## TASK MATERIAL
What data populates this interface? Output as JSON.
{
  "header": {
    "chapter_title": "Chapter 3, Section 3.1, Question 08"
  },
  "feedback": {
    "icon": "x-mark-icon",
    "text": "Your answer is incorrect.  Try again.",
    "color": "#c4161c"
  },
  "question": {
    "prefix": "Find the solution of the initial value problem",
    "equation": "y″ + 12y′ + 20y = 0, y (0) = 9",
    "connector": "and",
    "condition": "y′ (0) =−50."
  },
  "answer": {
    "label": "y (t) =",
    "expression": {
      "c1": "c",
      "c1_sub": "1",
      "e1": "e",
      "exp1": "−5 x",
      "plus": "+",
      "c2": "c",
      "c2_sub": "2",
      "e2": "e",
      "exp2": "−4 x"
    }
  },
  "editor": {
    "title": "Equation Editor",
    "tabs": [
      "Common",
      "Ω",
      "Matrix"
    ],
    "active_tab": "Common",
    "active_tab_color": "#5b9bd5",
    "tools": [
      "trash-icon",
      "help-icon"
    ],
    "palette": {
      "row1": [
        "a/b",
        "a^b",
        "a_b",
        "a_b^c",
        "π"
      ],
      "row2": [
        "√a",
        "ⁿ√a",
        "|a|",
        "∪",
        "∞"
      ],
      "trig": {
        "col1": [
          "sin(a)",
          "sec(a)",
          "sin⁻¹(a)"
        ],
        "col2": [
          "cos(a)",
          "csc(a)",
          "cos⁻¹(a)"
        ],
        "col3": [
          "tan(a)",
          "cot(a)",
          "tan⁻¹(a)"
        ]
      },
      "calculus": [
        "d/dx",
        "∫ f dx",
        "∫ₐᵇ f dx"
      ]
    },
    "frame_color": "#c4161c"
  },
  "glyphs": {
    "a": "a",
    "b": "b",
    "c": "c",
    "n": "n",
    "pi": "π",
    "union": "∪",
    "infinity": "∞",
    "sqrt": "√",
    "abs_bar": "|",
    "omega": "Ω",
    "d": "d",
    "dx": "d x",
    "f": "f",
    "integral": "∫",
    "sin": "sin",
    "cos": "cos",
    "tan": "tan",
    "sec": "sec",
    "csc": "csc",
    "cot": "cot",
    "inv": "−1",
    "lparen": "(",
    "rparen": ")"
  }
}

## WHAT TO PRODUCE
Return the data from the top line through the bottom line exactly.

## FINAL ANSWER
What data populates this interface? Output as JSON.
{
  "header": {
    "chapter_title": "Chapter 3, Section 3.1, Question 08"
  },
  "feedback": {
    "icon": "x-mark-icon",
    "text": "Your answer is incorrect.  Try again.",
    "color": "#c4161c"
  },
  "question": {
    "prefix": "Find the solution of the initial value problem",
    "equation": "y″ + 12y′ + 20y = 0, y (0) = 9",
    "connector": "and",
    "condition": "y′ (0) =−50."
  },
  "answer": {
    "label": "y (t) =",
    "expression": {
      "c1": "c",
      "c1_sub": "1",
      "e1": "e",
      "exp1": "−5 x",
      "plus": "+",
      "c2": "c",
      "c2_sub": "2",
      "e2": "e",
      "exp2": "−4 x"
    }
  },
  "editor": {
    "title": "Equation Editor",
    "tabs": [
      "Common",
      "Ω",
      "Matrix"
    ],
    "active_tab": "Common",
    "active_tab_color": "#5b9bd5",
    "tools": [
      "trash-icon",
      "help-icon"
    ],
    "palette": {
      "row1": [
        "a/b",
        "a^b",
        "a_b",
        "a_b^c",
        "π"
      ],
      "row2": [
        "√a",
        "ⁿ√a",
        "|a|",
        "∪",
        "∞"
      ],
      "trig": {
        "col1": [
          "sin(a)",
          "sec(a)",
          "sin⁻¹(a)"
        ],
        "col2": [
          "cos(a)",
          "csc(a)",
          "cos⁻¹(a)"
        ],
        "col3": [
          "tan(a)",
          "cot(a)",
          "tan⁻¹(a)"
        ]
      },
      "calculus": [
        "d/dx",
        "∫ f dx",
        "∫ₐᵇ f dx"
      ]
    },
    "frame_color": "#c4161c"
  },
  "glyphs": {
    "a": "a",
    "b": "b",
    "c": "c",
    "n": "n",
    "pi": "π",
    "union": "∪",
    "infinity": "∞",
    "sqrt": "√",
    "abs_bar": "|",
    "omega": "Ω",
    "d": "d",
    "dx": "d x",
    "f": "f",
    "integral": "∫",
    "sin": "sin",
    "cos": "cos",
    "tan": "tan",
    "sec": "sec",
    "csc": "csc",
    "cot": "cot",
    "inv": "−1",
    "lparen": "(",
    "rparen": ")"
  }
}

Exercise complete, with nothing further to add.